Podcast of a lecture by Professor Nabil Matar, University of Minnesota on November 12, 2009.
Published: Thursday, December 10, 2009
Nabil Matar's research and teaching are in the areas of English seventeenth-century religious literature, British-Islamic relations, and Arabic writings on Europe in the early modern period. He started his career by teaching at the University of Jordan (1975-77) and at the American University of Beirut (1978-86). In 1977-78, he received a British Council grant to Clare Hall, Cambridge, and in 1982, a Fulbright grant to Harvard Divinity School.
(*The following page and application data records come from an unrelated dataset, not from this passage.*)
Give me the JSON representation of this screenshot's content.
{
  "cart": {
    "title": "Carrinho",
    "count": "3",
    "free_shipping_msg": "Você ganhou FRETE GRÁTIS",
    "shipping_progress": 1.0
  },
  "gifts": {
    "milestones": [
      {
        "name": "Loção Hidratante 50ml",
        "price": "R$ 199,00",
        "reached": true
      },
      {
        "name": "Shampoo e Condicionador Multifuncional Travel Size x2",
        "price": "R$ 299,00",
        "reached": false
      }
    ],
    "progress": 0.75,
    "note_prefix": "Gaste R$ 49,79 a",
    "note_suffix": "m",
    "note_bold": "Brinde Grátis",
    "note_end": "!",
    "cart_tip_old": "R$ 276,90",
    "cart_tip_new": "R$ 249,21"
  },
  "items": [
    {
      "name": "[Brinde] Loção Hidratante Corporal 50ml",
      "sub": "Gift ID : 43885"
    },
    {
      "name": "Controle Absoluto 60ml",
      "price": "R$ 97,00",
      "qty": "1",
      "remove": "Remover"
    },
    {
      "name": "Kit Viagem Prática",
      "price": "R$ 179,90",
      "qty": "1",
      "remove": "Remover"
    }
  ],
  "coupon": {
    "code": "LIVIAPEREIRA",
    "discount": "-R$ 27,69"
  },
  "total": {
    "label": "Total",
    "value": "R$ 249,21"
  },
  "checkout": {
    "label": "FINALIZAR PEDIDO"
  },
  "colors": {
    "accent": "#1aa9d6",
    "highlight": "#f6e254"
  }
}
In 1986, he moved to Florida Institute of Technology where he became Professor of English in 1988 and Head of the Department of Humanities and Communication between 1997 and 2007. In Fall 2007, he began his tenure as Professor of English at the University of Minnesota.
He has published on Thomas Traherne and Restoration religious movements, and on Peter Sterry and Interregnum piety and politics (Peter Sterry: Select Writings, 1994). In the early 1990s, he began exploring the archives of Anglo-Islamic history, in England, Tunisia, and Morocco and between 1998 and 2005 completed his trilogy on Britain and the Islamic Mediterranean: Islam in Britain, 1558-1685 (Cambridge UP, 1998); Turks, Moors, and Englishmen in the Age of Discovery (Columbia UP, 1999); and Britain and Barbary 1589-1689 (UP of Florida, 2005). Meanwhile, he was researching Arabic and European captivity accounts (having been himself held hostage in Beirut in 1986) and in 2001 published an introduction to Piracy, Slavery, and Redemption (Columbia UP, 2001), followed by In the Lands of the Christians: Arabic Travel Writing in the Seventeenth Century (Routledge, 2003). He also published articles in journals, book collections, and encyclopedias, including the Encyclopedia of Travel and the New Oxford National Dictionary of Biography.
His forthcoming publications include Europe through Arab Eyes, 1578-1727 (Columbia UP, 2008) and, with Professor Gerald MacLean of Exeter University, Britain and the Muslim World, 1558-1713 (Oxford UP, 2009).